Kevin Costner’s sign off to The Untouchables, “I think I’ll have a drink”, may be the last word on prohibition, but in keeping with the philosophy of the humble soak, there’s always time for another. No less a man than Nick Cave has scripted this moonshine western in which feared bootlegging brethren lock horns with an oily Chicago enforcer; fearless, possibly repressed in the Robert Walker/Bruno Anthony mode, and a copper bottomed psychotic. It’s a conflict that allows an eyebrow-free, allegedly floral scented Guy Pearce to slap Shia LaBeouf, the designated “runt of the litter”, around a bit.
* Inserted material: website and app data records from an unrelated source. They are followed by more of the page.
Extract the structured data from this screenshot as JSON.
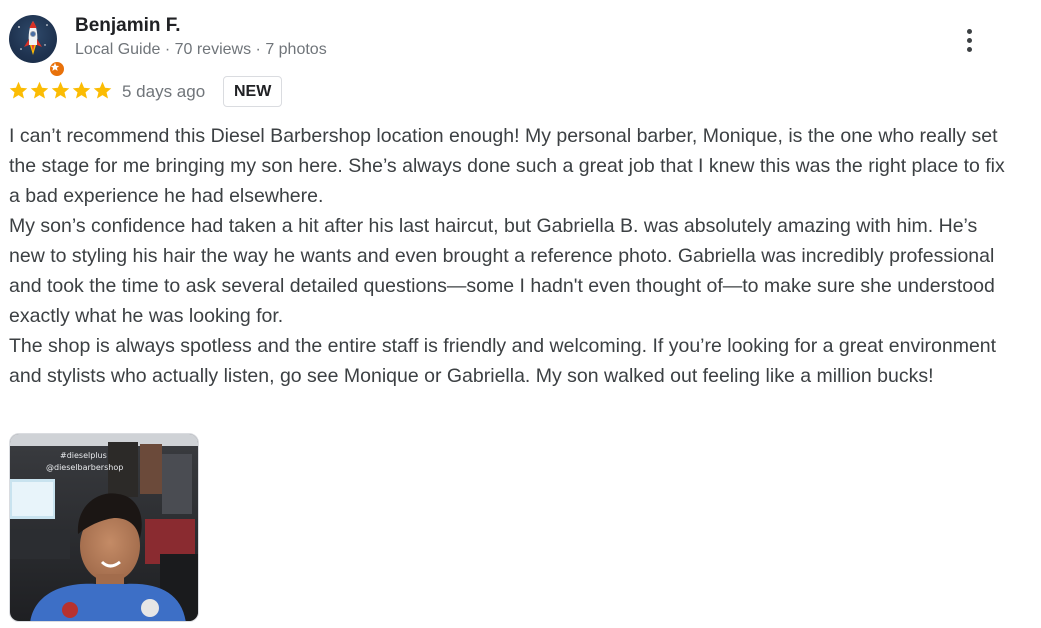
{
  "reviewer": {
    "name": "Benjamin F.",
    "level": "Local Guide",
    "separator": " · ",
    "reviews": "70 reviews",
    "photos": "7 photos",
    "avatar_icon": "rocket-avatar-icon",
    "badge_icon": "local-guide-star-icon"
  },
  "rating": {
    "stars": 5,
    "max": 5,
    "color": "#fbbc04"
  },
  "time_ago": "5 days ago",
  "new_badge": "NEW",
  "review_paragraphs": [
    "I can’t recommend this Diesel Barbershop location enough! My personal barber, Monique, is the one who really set the stage for me bringing my son here. She’s always done such a great job that I knew this was the right place to fix a bad experience he had elsewhere.",
    "My son’s confidence had taken a hit after his last haircut, but Gabriella B. was absolutely amazing with him. He’s new to styling his hair the way he wants and even brought a reference photo. Gabriella was incredibly professional and took the time to ask several detailed questions—some I hadn't even thought of—to make sure she understood exactly what he was looking for.",
    "The shop is always spotless and the entire staff is friendly and welcoming. If you’re looking for a great environment and stylists who actually listen, go see Monique or Gabriella. My son walked out feeling like a million bucks!"
  ],
  "photo": {
    "overlay_line1": "#dieselplus",
    "overlay_line2": "@dieselbarbershop"
  },
  "colors": {
    "guide_badge": "#e8710a",
    "text_secondary": "#70757a"
  }
}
That’s distilled pleasure to rival any jar of spirit.
The aspirant entrepreneur, mere oomska from his mother’s filth in comparison to hulken brother and lead smuggler, Tom Hardy, and imposing middle child Jason Clarke, wants to prove himself worthy of the immortal tag laid on his brood, while Pearce, the seedy, city slick back, is just as keen to assert his masculine credentials. That, dangerously, means cruelty and aggression unbound. It’s a pleasurable enough arc for Shia’s eager-to-please whippersnapper; he does a fine job of falling over his feet, preening for the local church girl and getting whipped into a hateful froth; but it’s the only meat to go with the red-eyed gravy and grits.
Like an old ford running on white whiskey instead of gasoline, Lawless takes a while to get started but once revved, with the inevitable standoff between LaBeouf’s brood and their nemesis edging closer, momentum is achieved, and an involving game of homosexual cat and liquor smuggling mouse ensues. The southern locations, Georgian creeks, hickories and wood taverns, doubling for 30’s Virginia, are well chosen and the period detail – the backwater mass, the segregated fountains and bathhouses – imbue proceedings with a rustic simplicity that conditions the mind to anticipate the very lawlessness promised.
That said, John Hillcoat, of The Proposition fame, can’t invest the material with enough weight, nor scope, to make his hillbilly fable consequential. Measured performances from the leading triumvirate of LaBeouf, Hardy and Pearce wet the whistle but there’s no long finish: these are utilitarian but ultimately underwritten parts. That goes double for Jessica Chastain’s Maggie – the movie personified – colourful, steely yet cold.
In one of the film’s more memorable moments, a hood undergoes an unsanitary castration and has his junk sent to Pearce in a jar. There’s the metaphor that attentive but slow palpating critics were thirsting for. Where’s this movie’s spunk? Good performances mask a lack of dimensionality in characterisation, the story spoons the incidental and that southern landscape, though evocative, is just too damn still. Sergio Leone could create tension using a fly and the barrel of Jack Elam’s gun, proving that full audience immersion didn’t require anything so crude as pyrotechnics or histrionics. Here we’re left admiring the view. It’s a picture but then so is an old postcard.